__WHAT YOU SHOULD DO__: Verbatim repeat, images excluded. Give each entry again as written.

Segment Open

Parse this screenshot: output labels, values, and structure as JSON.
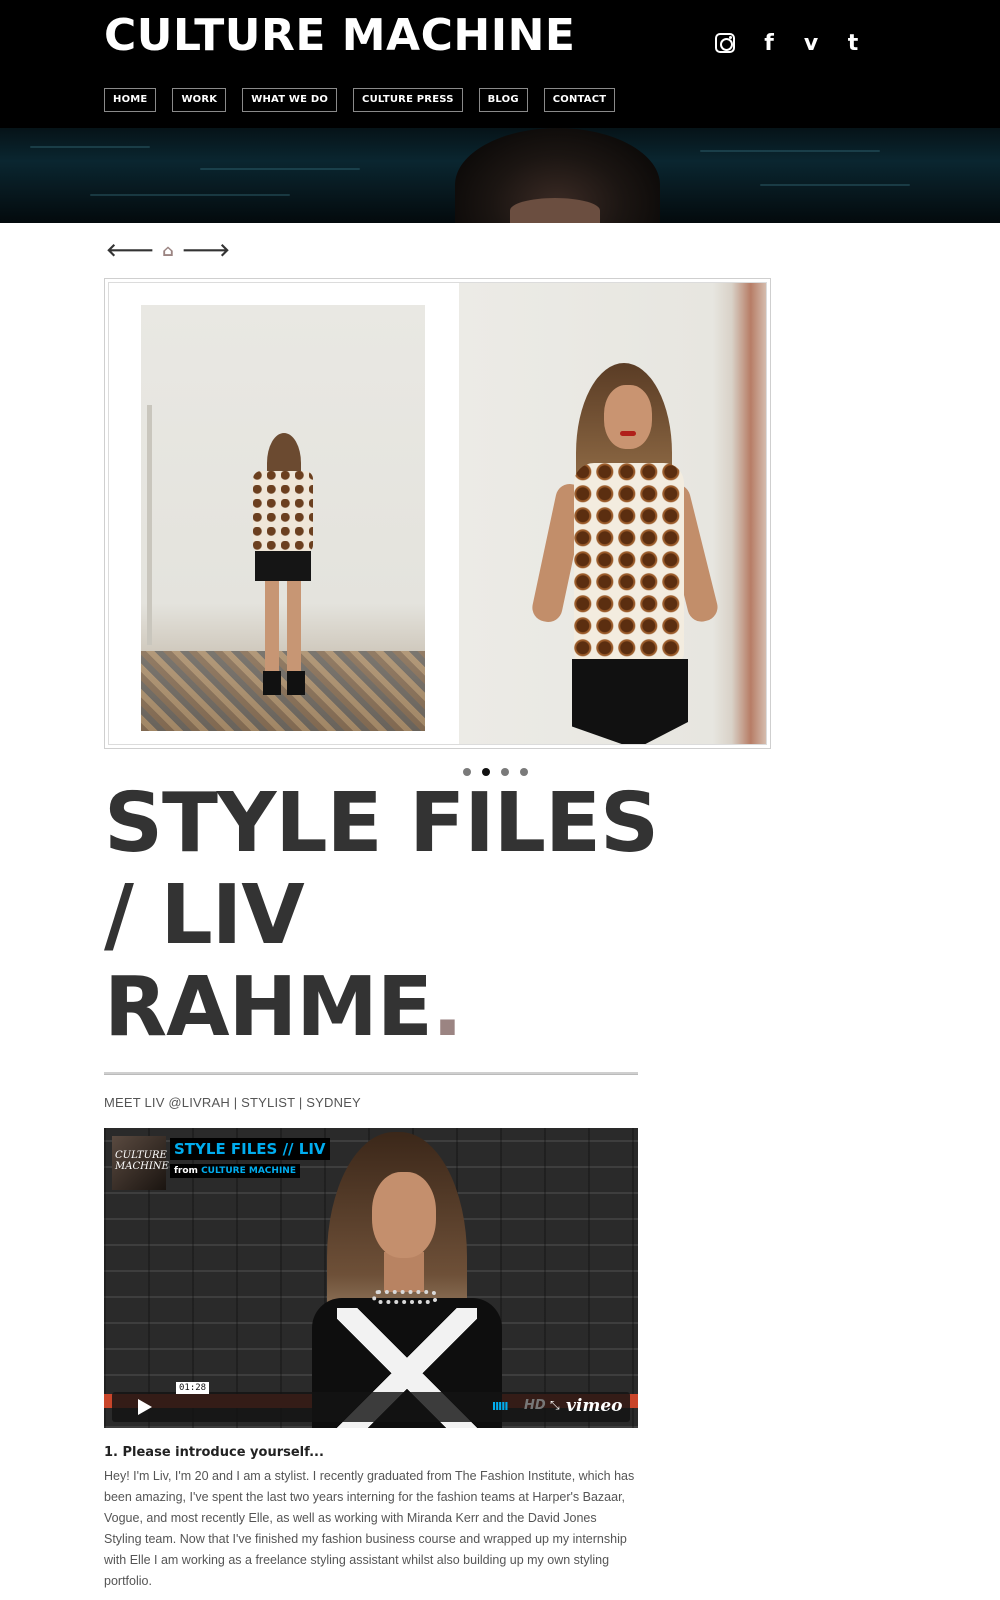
{
  "header": {
    "brand": "CULTURE MACHINE",
    "social": [
      {
        "name": "instagram-icon",
        "glyph": ""
      },
      {
        "name": "facebook-icon",
        "glyph": "f"
      },
      {
        "name": "vimeo-icon",
        "glyph": "v"
      },
      {
        "name": "tumblr-icon",
        "glyph": "t"
      }
    ],
    "nav": [
      "HOME",
      "WORK",
      "WHAT WE DO",
      "CULTURE PRESS",
      "BLOG",
      "CONTACT"
    ]
  },
  "post_nav": {
    "prev_glyph": "🡐",
    "home_glyph": "⌂",
    "next_glyph": "🡒"
  },
  "slider": {
    "slides": 4,
    "active_index": 1
  },
  "post": {
    "title": "STYLE FILES / LIV RAHME",
    "title_period": ".",
    "subtitle": "MEET LIV @LIVRAH | STYLIST | SYDNEY"
  },
  "video": {
    "logo_text": "CULTURE MACHINE",
    "title": "STYLE FILES // LIV",
    "from_label": "from",
    "from_channel": "CULTURE MACHINE",
    "time": "01:28",
    "volume_glyph": "IIIII",
    "hd_label": "HD",
    "fullscreen_glyph": "⤡",
    "brand": "vimeo"
  },
  "content": {
    "question": "1. Please introduce yourself...",
    "answer": "Hey! I'm Liv, I'm 20 and I am a stylist. I recently graduated from The Fashion Institute, which has been amazing, I've spent the last two years interning for the fashion teams at Harper's Bazaar, Vogue, and most recently Elle, as well as working with Miranda Kerr and the David Jones Styling team. Now that I've finished my fashion business course and wrapped up my internship with Elle I am working as a freelance styling assistant whilst also building up my own styling portfolio."
  }
}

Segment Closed

__EXPECTED OUTPUT__:
Parse this screenshot: output labels, values, and structure as JSON.
{
  "header": {
    "brand": "CULTURE MACHINE",
    "social": [
      {
        "name": "instagram-icon",
        "glyph": ""
      },
      {
        "name": "facebook-icon",
        "glyph": "f"
      },
      {
        "name": "vimeo-icon",
        "glyph": "v"
      },
      {
        "name": "tumblr-icon",
        "glyph": "t"
      }
    ],
    "nav": [
      "HOME",
      "WORK",
      "WHAT WE DO",
      "CULTURE PRESS",
      "BLOG",
      "CONTACT"
    ]
  },
  "post_nav": {
    "prev_glyph": "🡐",
    "home_glyph": "⌂",
    "next_glyph": "🡒"
  },
  "slider": {
    "slides": 4,
    "active_index": 1
  },
  "post": {
    "title": "STYLE FILES / LIV RAHME",
    "title_period": ".",
    "subtitle": "MEET LIV @LIVRAH | STYLIST | SYDNEY"
  },
  "video": {
    "logo_text": "CULTURE MACHINE",
    "title": "STYLE FILES // LIV",
    "from_label": "from",
    "from_channel": "CULTURE MACHINE",
    "time": "01:28",
    "volume_glyph": "IIIII",
    "hd_label": "HD",
    "fullscreen_glyph": "⤡",
    "brand": "vimeo"
  },
  "content": {
    "question": "1. Please introduce yourself...",
    "answer": "Hey! I'm Liv, I'm 20 and I am a stylist. I recently graduated from The Fashion Institute, which has been amazing, I've spent the last two years interning for the fashion teams at Harper's Bazaar, Vogue, and most recently Elle, as well as working with Miranda Kerr and the David Jones Styling team. Now that I've finished my fashion business course and wrapped up my internship with Elle I am working as a freelance styling assistant whilst also building up my own styling portfolio."
  }
}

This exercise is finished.